"A much wider scope for both was necessary to establish a true root cause," the agency wrote.
According to the plan it submitted to the government, the hospital later implemented a long list of changes, including new risk reduction strategies and employee education programs. It also conducted a thorough evaluation of the equipment, personnel and environmental factors that could have contributed to the outbreak, created a drug diversion team and changed its hiring practices to better weed out potential problem employees.
The federal inspections were trigged by the case of David Kwiatkowski, a former hospital worker accused of stealing drugs from the hospital's cardiac catheterization lab and replacing them with tainted syringes that were later used on patients, 32 of whom have been diagnosed with the same strain of hepatitis C virus he carries. He pleaded not guilty in federal court last week to 14 counts of tampering with a consumer product and illegally obtaining drugs.
Before working at Exeter, Kwiatkowski worked as a traveling technologist in 18 hospitals in seven states, moving from job to job despite having been fired twice over allegations of drug use and theft.
Thousands of patients have since been tested for hepatitis C, a blood-borne viral infection that can cause liver disease and chronic health issues. In addition to the New Hampshire patients, a handful of patients in Kansas and one in Maryland have been found to carry the strain Kwiatkowski carries.
An agency report in July also said nurses at the Exeter cardiac lab left syringes unattended after removing medication from machines. The hospital has since implemented a policy that requires filled syringes to be placed in a locked drawer until needed.
The latest report, which included details of a September inspection, found that a variety of medications were left in an unlocked refrigerator in one of the lab's procedure room. The hospital has since locked the refrigerators and begun weekly reviews of all medication storage areas.
The hospital has also corrected another security issue pointed out by federal inspectors. In the past, ambulance workers were given remote access key fobs to access the hospital during off hours, but that practice was stopped after hospital staff were unable to identify who had the devices or even how many were in circulation.

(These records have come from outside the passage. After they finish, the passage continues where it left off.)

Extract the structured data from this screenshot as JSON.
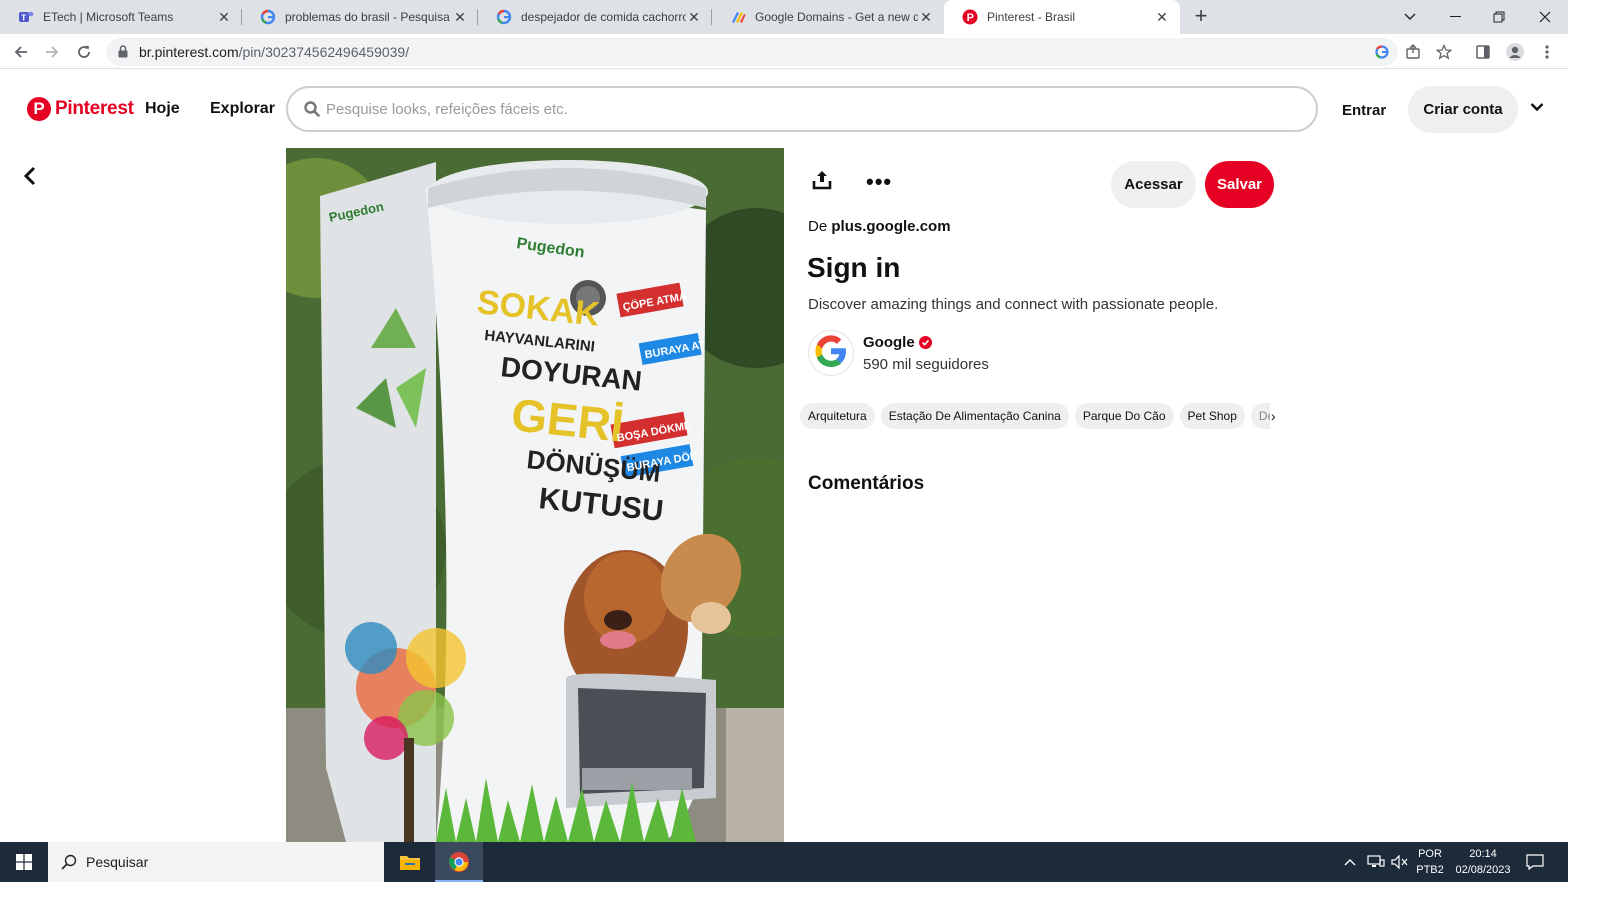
{
  "browser": {
    "tabs": [
      {
        "title": "ETech | Microsoft Teams",
        "icon": "teams-icon"
      },
      {
        "title": "problemas do brasil - Pesquisa Go",
        "icon": "google-icon"
      },
      {
        "title": "despejador de comida cachorro -",
        "icon": "google-icon"
      },
      {
        "title": "Google Domains - Get a new dom",
        "icon": "google-domains-icon"
      },
      {
        "title": "Pinterest - Brasil",
        "icon": "pinterest-icon"
      }
    ],
    "url_host": "br.pinterest.com",
    "url_path": "/pin/302374562496459039/"
  },
  "header": {
    "logo_text": "Pinterest",
    "nav_today": "Hoje",
    "nav_explore": "Explorar",
    "search_placeholder": "Pesquise looks, refeições fáceis etc.",
    "login": "Entrar",
    "signup": "Criar conta"
  },
  "pin": {
    "image_words": {
      "brand": "Pugedon",
      "line1": "SOKAK",
      "line2": "HAYVANLARINI",
      "line3": "DOYURAN",
      "line4": "GERİ",
      "line5": "DÖNÜŞÜM",
      "line6": "KUTUSU",
      "badge1a": "ÇÖPE ATMA",
      "badge1b": "BURAYA AT",
      "badge2a": "BOŞA DÖKME",
      "badge2b": "BURAYA DÖK"
    },
    "visit_label": "Acessar",
    "save_label": "Salvar",
    "source_prefix": "De",
    "source_domain": "plus.google.com",
    "title": "Sign in",
    "description": "Discover amazing things and connect with passionate people.",
    "creator_name": "Google",
    "creator_followers": "590 mil seguidores",
    "tags": [
      "Arquitetura",
      "Estação De Alimentação Canina",
      "Parque Do Cão",
      "Pet Shop",
      "Decora"
    ],
    "comments_heading": "Comentários"
  },
  "taskbar": {
    "search_text": "Pesquisar",
    "lang_top": "POR",
    "lang_bottom": "PTB2",
    "time": "20:14",
    "date": "02/08/2023"
  },
  "colors": {
    "pinterest_red": "#e60023",
    "taskbar": "#1c2a3a"
  }
}
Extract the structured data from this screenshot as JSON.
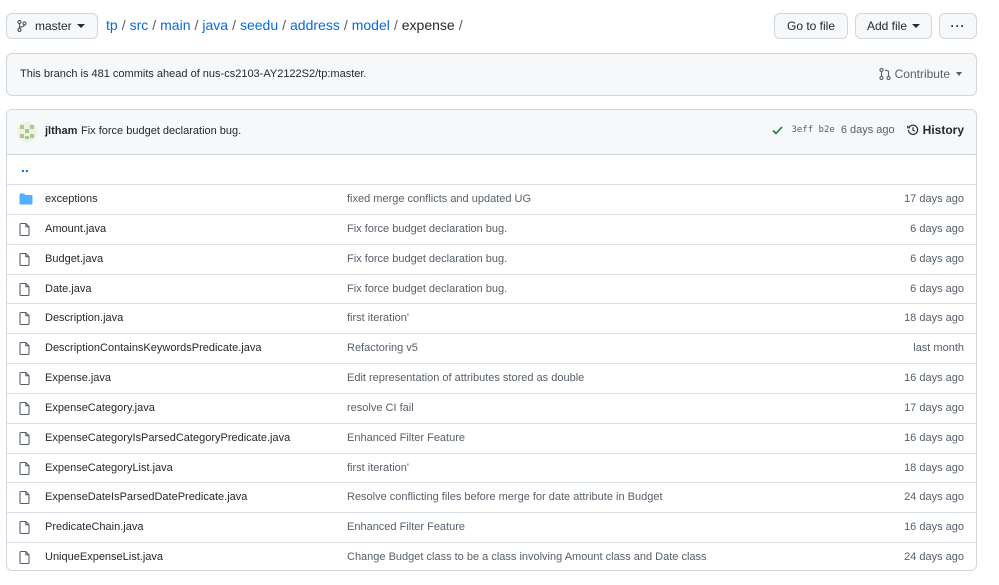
{
  "branch": {
    "name": "master"
  },
  "breadcrumb": {
    "items": [
      "tp",
      "src",
      "main",
      "java",
      "seedu",
      "address",
      "model"
    ],
    "current": "expense",
    "separator": "/"
  },
  "actions": {
    "goto_file": "Go to file",
    "add_file": "Add file",
    "more": "···"
  },
  "ahead_banner": {
    "text": "This branch is 481 commits ahead of nus-cs2103-AY2122S2/tp:master.",
    "contribute": "Contribute"
  },
  "latest_commit": {
    "author": "jltham",
    "message": "Fix force budget declaration bug.",
    "sha": "3eff b2e",
    "age": "6 days ago",
    "history_label": "History"
  },
  "parent_dir": "..",
  "files": [
    {
      "name": "exceptions",
      "type": "dir",
      "message": "fixed merge conflicts and updated UG",
      "age": "17 days ago"
    },
    {
      "name": "Amount.java",
      "type": "file",
      "message": "Fix force budget declaration bug.",
      "age": "6 days ago"
    },
    {
      "name": "Budget.java",
      "type": "file",
      "message": "Fix force budget declaration bug.",
      "age": "6 days ago"
    },
    {
      "name": "Date.java",
      "type": "file",
      "message": "Fix force budget declaration bug.",
      "age": "6 days ago"
    },
    {
      "name": "Description.java",
      "type": "file",
      "message": "first iteration'",
      "age": "18 days ago"
    },
    {
      "name": "DescriptionContainsKeywordsPredicate.java",
      "type": "file",
      "message": "Refactoring v5",
      "age": "last month"
    },
    {
      "name": "Expense.java",
      "type": "file",
      "message": "Edit representation of attributes stored as double",
      "age": "16 days ago"
    },
    {
      "name": "ExpenseCategory.java",
      "type": "file",
      "message": "resolve CI fail",
      "age": "17 days ago"
    },
    {
      "name": "ExpenseCategoryIsParsedCategoryPredicate.java",
      "type": "file",
      "message": "Enhanced Filter Feature",
      "age": "16 days ago"
    },
    {
      "name": "ExpenseCategoryList.java",
      "type": "file",
      "message": "first iteration'",
      "age": "18 days ago"
    },
    {
      "name": "ExpenseDateIsParsedDatePredicate.java",
      "type": "file",
      "message": "Resolve conflicting files before merge for date attribute in Budget",
      "age": "24 days ago"
    },
    {
      "name": "PredicateChain.java",
      "type": "file",
      "message": "Enhanced Filter Feature",
      "age": "16 days ago"
    },
    {
      "name": "UniqueExpenseList.java",
      "type": "file",
      "message": "Change Budget class to be a class involving Amount class and Date class",
      "age": "24 days ago"
    }
  ],
  "colors": {
    "link": "#0969da",
    "folder": "#54aeff",
    "success": "#1a7f37",
    "border": "#d0d7de",
    "muted": "#57606a"
  }
}
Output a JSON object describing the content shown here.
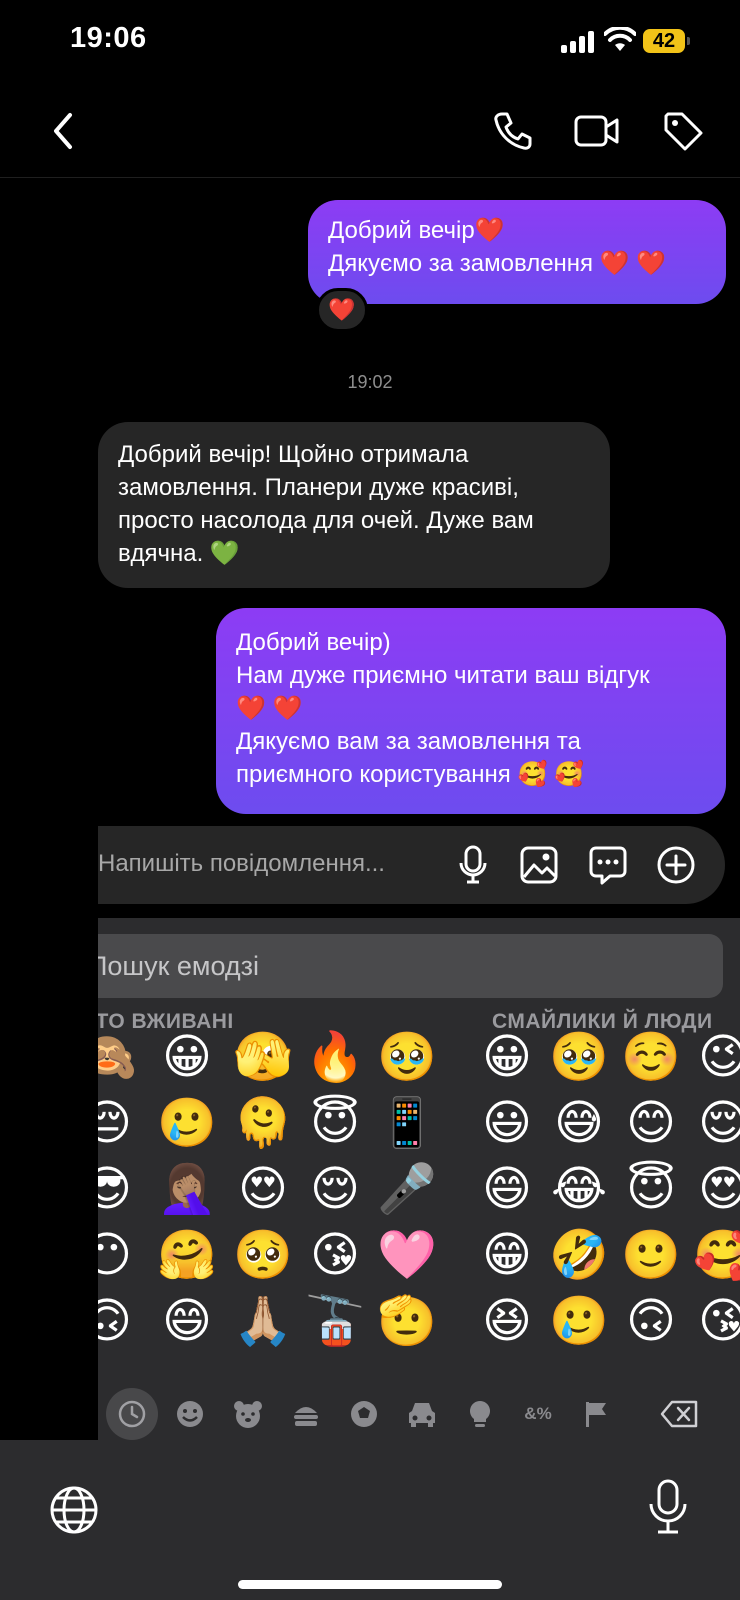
{
  "status_bar": {
    "time": "19:06",
    "battery": "42"
  },
  "header": {
    "back_icon": "chevron-left-icon",
    "call_icon": "phone-icon",
    "video_icon": "video-camera-icon",
    "tag_icon": "tag-icon"
  },
  "messages": [
    {
      "direction": "outgoing",
      "lines": [
        "Добрий вечір❤️",
        "Дякуємо за замовлення ❤️ ❤️"
      ],
      "reaction": "❤️"
    },
    {
      "direction": "timestamp",
      "text": "19:02"
    },
    {
      "direction": "incoming",
      "lines": [
        "Добрий вечір! Щойно отримала",
        "замовлення. Планери дуже красиві,",
        "просто насолода для очей. Дуже вам",
        "вдячна. 💚"
      ]
    },
    {
      "direction": "outgoing",
      "lines": [
        "Добрий вечір)",
        "Нам дуже приємно читати ваш відгук",
        "❤️ ❤️",
        "Дякуємо вам за замовлення та",
        "приємного користування 🥰 🥰"
      ]
    }
  ],
  "composer": {
    "placeholder": "Напишіть повідомлення..."
  },
  "emoji_keyboard": {
    "search_placeholder": "Пошук емодзі",
    "sections": [
      "ЧАСТО ВЖИВАНІ",
      "СМАЙЛИКИ Й ЛЮДИ"
    ],
    "frequent_grid": [
      [
        "🙈",
        "😀",
        "🫣",
        "🔥",
        "🥹"
      ],
      [
        "😔",
        "🥲",
        "🫠",
        "😇",
        "📱"
      ],
      [
        "😎",
        "🤦🏽‍♀️",
        "😍",
        "😌",
        "🎤"
      ],
      [
        "😶",
        "🤗",
        "🥺",
        "😘",
        "🩷"
      ],
      [
        "🙃",
        "😄",
        "🙏🏼",
        "🚡",
        "🫡"
      ]
    ],
    "smileys_grid": [
      [
        "😀",
        "🥹",
        "☺️",
        "😉"
      ],
      [
        "😃",
        "😅",
        "😊",
        "😌"
      ],
      [
        "😄",
        "😂",
        "😇",
        "😍"
      ],
      [
        "😁",
        "🤣",
        "🙂",
        "🥰"
      ],
      [
        "😆",
        "🥲",
        "🙃",
        "😘"
      ]
    ],
    "categories": [
      "recent-clock-icon",
      "smiley-icon",
      "bear-icon",
      "food-icon",
      "ball-icon",
      "car-icon",
      "lightbulb-icon",
      "symbols-icon",
      "flag-icon",
      "backspace-icon"
    ],
    "symbols_label": "&%"
  },
  "bottom_bar": {
    "globe_icon": "globe-icon",
    "mic_icon": "microphone-icon"
  }
}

The hospital also tightened its policy on access to the emergency department after inspectors found that the department director did not know who had access to the department.